Thanks to several high-profile events, this year’s focus for the World Teacher Day is very much on the supporting role education plays in furthering development. The most important event is clearly the adoption of the Sustainable Development Goals a little over a week ago. Goal #4 expresses the need of access to “inclusive and equitable quality education” and the availability of “lifelong learning opportunities for all” directly.
Yet, it can be argued that the actual importance of universal education of good quality is found in most of the other SDGs:
- Education raises each individual’s chances to secure decent work, enabling them to escape poverty (#1) and hunger (#2);
- High-quality education is the foundation for innovation and development (#8), and for the creation of a resilient, sustainable infrastructure (#9);
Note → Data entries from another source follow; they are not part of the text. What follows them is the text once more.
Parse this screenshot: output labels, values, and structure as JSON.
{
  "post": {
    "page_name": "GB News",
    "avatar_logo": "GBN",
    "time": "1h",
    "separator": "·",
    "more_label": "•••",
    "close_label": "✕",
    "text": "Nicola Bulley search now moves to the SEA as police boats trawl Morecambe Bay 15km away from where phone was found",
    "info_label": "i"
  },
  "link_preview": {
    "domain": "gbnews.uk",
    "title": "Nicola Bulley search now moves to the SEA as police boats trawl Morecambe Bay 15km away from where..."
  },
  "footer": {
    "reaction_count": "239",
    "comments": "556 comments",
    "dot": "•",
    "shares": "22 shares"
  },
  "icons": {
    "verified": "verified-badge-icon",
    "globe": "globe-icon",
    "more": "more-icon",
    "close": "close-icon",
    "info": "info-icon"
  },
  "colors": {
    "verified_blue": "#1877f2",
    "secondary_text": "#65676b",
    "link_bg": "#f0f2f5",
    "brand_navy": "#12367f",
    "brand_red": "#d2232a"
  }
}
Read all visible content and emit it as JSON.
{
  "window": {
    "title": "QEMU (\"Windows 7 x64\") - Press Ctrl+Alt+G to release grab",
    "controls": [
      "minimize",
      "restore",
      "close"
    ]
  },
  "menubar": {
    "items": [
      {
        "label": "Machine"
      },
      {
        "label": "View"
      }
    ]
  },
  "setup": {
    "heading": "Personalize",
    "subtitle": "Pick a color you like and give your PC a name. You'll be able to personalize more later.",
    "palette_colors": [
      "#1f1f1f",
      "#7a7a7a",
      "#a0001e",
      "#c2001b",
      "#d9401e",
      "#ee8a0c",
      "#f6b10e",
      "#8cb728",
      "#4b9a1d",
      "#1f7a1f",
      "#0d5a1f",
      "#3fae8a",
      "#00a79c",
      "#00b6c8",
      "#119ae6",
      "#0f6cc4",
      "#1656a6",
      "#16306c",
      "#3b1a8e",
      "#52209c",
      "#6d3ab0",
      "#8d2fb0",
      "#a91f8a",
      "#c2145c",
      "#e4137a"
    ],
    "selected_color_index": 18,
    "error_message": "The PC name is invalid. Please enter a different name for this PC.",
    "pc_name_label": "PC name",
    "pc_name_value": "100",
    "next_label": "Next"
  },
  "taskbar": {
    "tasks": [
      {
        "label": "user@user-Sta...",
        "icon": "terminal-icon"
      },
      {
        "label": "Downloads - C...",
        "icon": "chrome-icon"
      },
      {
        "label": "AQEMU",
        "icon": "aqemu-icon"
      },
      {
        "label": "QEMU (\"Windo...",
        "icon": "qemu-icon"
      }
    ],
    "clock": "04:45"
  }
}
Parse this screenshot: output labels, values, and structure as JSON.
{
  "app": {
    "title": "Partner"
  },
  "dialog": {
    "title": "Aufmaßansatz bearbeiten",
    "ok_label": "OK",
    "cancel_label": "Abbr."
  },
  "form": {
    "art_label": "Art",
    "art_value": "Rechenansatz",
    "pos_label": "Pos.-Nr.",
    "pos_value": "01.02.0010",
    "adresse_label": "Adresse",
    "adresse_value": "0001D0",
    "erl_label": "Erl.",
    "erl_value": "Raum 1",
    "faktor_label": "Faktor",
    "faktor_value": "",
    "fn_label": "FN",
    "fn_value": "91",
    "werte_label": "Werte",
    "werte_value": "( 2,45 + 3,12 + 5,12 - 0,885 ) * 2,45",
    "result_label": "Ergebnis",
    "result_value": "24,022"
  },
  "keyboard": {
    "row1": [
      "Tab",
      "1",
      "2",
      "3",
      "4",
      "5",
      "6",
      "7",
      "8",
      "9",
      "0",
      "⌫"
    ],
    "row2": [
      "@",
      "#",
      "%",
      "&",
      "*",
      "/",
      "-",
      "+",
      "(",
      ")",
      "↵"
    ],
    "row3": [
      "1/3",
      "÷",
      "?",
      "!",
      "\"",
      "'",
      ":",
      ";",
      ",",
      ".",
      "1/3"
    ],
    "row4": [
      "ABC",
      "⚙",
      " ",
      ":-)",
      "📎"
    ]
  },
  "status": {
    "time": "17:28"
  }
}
- Education supports health (#3) both by teaching preventative measures at home (e.g. in the area of sanitation, #6) and by training healthcare professionals;
- Inclusive education can play an integrating role for society, supporting pushes for increased gender equality (#5), reduced inequality in general (#10), and peaceful coexistence (#16).
Multiple high-profile conferences have paved the way for the SDGs: the World Education Forum in Incheon, the Oslo Summit on Education for Development, and the 3rd International Conference on Financing for Development in Addis Ababa have all showcased the important influence of education on development.
This push is urgently needed since we have to do better in funding education around the world. The Brookings Institution points to a “global annual funding gap of US$ 39 billion, a gap between what is available in domestic budgets and what is needed from external sources to support early childhood through lower secondary education for all young people.”
Clearly, this is not just a problem of providing funding, but also a question of making sure the funds are transparently used as intended. Lack of funding and diversion of what little is available disproportionately impacts the availability and quality of education in the poorest and most fragile states. Even in rich, well-developed countries, we find instances of teachers contributing their own funds to help their classes thrive. It is only fitting that we celebrate World Teacher’s Day every year on 5 October, and that we use the day to highlight the need to invest in education and to support the work of educators around the world.
- Paper repository for the Oslo Summit On Education For Development.
- ILO. 2008. The ILO/UNESCO Recommendation concerning the Status of Teachers (1966) and The UNESCO Recommendation concerning the Status of Higher-education Teaching Personnel (1997) with a user’s guide. Geneva: ILO.
- Steer, Liesbet and Kathryn Smith. 2015. Financing education: Opportunities for global action. Washington, DC: Brookings Institution.